Our times require precise information quickly, and travel writing unfortunately cannot be entirely accurate nor on demand. The result would be equivalent to: “8.15am: Woke up. Brushed teeth.” It is a loose form of non-fiction and fiction: It is likely, in an extreme case, to contain imaginary incidents and conversations that could have happened. These things are difficult to verify for all you have is the writer’s word. We know this and, as we do with all single sources, accept their word with a little skepticism. The instinct to not be fooled is strong in many of us, but I suspect deep down we’re wired to like good tales. That is what travel writing is, and will remain at its height. It cannot influence international events, and cannot change the course of history anymore. Once, people who brought news of foreign lands were, in all likelihood, travel writers. There is no need for them anymore. Reporters specialize, travel writers generalize. This is Paul Theroux from The Great Railway Bazaar:

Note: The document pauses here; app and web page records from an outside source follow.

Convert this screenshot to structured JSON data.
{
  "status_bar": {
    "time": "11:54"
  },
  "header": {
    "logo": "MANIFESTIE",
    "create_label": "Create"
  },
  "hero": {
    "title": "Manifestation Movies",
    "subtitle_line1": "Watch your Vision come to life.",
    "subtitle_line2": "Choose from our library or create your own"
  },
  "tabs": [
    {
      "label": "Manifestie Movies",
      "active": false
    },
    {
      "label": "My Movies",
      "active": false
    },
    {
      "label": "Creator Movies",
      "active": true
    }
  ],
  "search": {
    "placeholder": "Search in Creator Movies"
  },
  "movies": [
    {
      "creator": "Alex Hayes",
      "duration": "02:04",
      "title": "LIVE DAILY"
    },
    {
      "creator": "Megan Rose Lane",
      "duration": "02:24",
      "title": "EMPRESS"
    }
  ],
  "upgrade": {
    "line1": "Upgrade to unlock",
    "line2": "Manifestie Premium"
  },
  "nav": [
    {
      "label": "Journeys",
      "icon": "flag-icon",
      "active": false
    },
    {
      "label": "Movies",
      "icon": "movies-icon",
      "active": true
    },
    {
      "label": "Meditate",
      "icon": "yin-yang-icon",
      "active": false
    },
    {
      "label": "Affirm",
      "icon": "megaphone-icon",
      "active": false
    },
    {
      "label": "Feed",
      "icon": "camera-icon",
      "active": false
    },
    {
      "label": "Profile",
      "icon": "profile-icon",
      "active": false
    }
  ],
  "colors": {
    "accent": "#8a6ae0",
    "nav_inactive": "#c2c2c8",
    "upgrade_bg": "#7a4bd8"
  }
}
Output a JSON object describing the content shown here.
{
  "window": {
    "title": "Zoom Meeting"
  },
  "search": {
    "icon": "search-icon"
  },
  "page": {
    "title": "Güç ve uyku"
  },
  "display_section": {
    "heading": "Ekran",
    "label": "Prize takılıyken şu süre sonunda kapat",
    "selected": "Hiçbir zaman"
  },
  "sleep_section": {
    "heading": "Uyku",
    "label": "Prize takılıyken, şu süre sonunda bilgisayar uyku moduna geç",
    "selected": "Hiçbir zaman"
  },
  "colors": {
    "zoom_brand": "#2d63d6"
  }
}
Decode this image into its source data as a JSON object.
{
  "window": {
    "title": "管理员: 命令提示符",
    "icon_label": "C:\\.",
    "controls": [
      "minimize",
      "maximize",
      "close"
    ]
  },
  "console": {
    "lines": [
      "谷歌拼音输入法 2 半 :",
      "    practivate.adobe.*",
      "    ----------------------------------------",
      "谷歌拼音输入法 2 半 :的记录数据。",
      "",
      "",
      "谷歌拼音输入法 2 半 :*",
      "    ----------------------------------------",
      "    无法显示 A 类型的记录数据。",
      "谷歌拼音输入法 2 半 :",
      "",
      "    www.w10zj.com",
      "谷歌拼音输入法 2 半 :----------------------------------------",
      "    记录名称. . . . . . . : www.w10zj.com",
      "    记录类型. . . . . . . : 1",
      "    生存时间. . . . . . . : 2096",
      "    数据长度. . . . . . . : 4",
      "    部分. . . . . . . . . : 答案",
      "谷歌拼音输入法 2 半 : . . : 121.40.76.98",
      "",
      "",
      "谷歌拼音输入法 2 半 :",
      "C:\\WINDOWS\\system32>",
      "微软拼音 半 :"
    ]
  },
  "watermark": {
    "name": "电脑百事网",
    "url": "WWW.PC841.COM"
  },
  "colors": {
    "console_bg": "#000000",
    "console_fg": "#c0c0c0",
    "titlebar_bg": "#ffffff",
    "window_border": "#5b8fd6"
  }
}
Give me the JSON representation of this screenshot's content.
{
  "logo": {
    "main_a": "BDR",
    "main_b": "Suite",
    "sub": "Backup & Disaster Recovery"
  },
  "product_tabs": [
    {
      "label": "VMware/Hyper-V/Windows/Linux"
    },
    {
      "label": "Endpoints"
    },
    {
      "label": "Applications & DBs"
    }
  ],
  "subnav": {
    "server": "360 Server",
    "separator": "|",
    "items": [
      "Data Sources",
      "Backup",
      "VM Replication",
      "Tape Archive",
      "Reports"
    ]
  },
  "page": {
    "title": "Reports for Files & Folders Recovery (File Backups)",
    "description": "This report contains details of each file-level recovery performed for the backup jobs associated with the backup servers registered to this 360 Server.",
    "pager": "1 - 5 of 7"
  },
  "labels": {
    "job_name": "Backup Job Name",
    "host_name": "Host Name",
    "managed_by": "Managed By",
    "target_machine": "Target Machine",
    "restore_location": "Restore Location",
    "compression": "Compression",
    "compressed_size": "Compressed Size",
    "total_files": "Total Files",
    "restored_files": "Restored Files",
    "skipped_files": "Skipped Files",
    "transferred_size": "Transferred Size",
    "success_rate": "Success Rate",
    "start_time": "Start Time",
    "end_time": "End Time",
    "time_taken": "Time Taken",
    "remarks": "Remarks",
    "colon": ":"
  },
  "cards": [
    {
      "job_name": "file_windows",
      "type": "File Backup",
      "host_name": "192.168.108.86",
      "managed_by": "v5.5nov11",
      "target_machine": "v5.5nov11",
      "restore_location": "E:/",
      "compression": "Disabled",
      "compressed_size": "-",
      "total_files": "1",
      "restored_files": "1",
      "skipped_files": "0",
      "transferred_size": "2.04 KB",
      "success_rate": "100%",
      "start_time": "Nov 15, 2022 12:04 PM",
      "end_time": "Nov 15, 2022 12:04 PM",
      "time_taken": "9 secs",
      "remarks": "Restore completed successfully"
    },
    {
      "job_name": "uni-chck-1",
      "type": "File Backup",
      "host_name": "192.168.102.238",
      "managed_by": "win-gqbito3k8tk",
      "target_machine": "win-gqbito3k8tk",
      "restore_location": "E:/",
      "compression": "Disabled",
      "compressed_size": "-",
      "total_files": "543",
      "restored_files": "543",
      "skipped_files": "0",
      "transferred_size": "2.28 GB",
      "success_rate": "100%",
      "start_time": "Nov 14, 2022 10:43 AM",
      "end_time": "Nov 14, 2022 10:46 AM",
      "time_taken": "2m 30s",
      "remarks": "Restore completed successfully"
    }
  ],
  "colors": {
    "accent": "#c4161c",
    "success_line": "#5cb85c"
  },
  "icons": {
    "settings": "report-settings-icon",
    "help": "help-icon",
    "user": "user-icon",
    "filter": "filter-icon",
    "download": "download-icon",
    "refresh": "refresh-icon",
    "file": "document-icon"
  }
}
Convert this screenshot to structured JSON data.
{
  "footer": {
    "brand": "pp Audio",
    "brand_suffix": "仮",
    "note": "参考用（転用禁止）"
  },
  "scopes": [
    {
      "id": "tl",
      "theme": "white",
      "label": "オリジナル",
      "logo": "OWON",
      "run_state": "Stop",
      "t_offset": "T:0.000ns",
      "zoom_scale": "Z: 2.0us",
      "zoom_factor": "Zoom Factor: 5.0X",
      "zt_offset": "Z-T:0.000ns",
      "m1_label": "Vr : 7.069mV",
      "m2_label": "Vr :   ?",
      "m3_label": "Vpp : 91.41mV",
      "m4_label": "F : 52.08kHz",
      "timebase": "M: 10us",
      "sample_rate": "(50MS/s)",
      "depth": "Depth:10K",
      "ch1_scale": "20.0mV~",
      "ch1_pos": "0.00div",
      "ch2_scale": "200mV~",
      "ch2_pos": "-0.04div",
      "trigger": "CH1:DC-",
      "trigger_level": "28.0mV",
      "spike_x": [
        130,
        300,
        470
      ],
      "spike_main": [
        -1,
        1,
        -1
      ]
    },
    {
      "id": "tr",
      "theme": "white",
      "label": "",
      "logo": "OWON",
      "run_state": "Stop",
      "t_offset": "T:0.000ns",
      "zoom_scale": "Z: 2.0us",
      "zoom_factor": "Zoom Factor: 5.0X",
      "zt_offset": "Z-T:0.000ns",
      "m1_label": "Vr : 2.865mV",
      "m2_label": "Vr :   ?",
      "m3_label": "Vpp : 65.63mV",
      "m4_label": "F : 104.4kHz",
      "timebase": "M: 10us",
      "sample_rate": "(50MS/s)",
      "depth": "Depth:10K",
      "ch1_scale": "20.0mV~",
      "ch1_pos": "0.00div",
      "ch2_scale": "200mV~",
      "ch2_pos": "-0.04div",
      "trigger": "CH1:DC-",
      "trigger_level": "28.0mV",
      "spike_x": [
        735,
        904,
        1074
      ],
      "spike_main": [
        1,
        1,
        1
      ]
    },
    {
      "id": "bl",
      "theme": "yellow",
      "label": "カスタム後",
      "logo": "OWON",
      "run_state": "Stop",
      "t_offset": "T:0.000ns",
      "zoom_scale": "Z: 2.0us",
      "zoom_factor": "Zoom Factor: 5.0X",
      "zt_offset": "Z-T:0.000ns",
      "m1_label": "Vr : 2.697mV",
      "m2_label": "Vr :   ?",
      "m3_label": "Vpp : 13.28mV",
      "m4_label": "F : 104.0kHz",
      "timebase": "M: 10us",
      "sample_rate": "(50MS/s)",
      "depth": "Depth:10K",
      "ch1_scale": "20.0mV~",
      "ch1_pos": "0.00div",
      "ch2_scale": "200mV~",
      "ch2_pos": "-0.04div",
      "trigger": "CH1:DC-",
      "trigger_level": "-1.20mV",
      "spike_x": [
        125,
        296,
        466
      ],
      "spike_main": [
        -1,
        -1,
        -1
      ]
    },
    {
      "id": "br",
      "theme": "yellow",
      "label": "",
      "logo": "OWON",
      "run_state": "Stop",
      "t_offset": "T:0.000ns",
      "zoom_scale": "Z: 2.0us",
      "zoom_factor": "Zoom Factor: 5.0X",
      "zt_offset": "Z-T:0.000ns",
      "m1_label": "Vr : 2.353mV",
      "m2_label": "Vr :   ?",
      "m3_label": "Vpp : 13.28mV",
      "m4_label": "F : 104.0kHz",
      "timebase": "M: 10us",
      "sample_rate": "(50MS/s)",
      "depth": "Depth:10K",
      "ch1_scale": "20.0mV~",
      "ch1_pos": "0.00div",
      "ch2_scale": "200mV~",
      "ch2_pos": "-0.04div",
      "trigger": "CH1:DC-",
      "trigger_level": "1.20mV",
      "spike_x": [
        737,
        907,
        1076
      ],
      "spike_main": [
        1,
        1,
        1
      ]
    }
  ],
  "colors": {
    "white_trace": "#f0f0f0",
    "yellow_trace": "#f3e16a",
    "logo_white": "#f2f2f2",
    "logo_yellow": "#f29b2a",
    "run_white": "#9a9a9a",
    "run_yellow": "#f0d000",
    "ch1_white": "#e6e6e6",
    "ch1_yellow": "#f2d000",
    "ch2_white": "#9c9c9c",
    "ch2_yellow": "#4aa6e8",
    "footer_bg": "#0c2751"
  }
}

The Singhalese…turned on the fan, sat on one of his crates, and began eating a stinking meal out of a piece of newspaper – the smell of his rotten onions and mildewed rice was to stay in the compartment for the remainder of the journey.A fact-checker for the New Yorker would have quite a task with this: Was he Singhalese, did he turn on the fan, was he on a crate, did it stink, were the onions rotten, was the rice mildewed, and did the smell really stay for the rest of the journey? I lived with a Korean in New York who stank up the fridge, but the smell was offensive only to me. He ate his food without fuss.
This is Camilo Jose Cela, in Journey to the Alcarria:
The girls are young, very young; but they already seem to have in their eyes that special patient sorrow that one sees in hired animals, dragged hither and yon by bad luck and evil intentions.This is precisely the kind of matter that suits travel or fiction. A journalist or historian looking for the feeling of the times will find value in the sentence.
William Dalrymple’s books contain the right kind of dialogue in the right kind of places. From an “unshaven, shambolic and friendly” tailor in In Xanadu:
“We live here under an undeclared apartheid.”The last lines of the book, featuring a Chinese communist party official:
He grunted something in Mongol. Then he translated it for us: “Bonkers,” he said. “English people, Very, very bonkers.”This is unreal. The comments are perfectly placed, the words strikingly lucid. There’s no reason to doubt Dalrymple’s conversational skills, but who can ascertain whether these things were really said to him, or whether these are recollections of broken conversations which, when remembered, the mind makes complete?
And yet there is an audience for this stuff because good travel writing takes you somewhere, as good fiction does. The truth cannot be completely sacrificed, but it can be subverted to make the story better. This is not to excuse writers who aren’t truthful. I have my doubts about a number of travel writers. But given the distance from editors, and the fact that travel is a very personal experience, it is possible to bend the truth. It’s why we don’t take travel writing seriously anymore. Our perceptions of it have changed. We don't want it to inform, just evoke. The genre has found a new place for itself.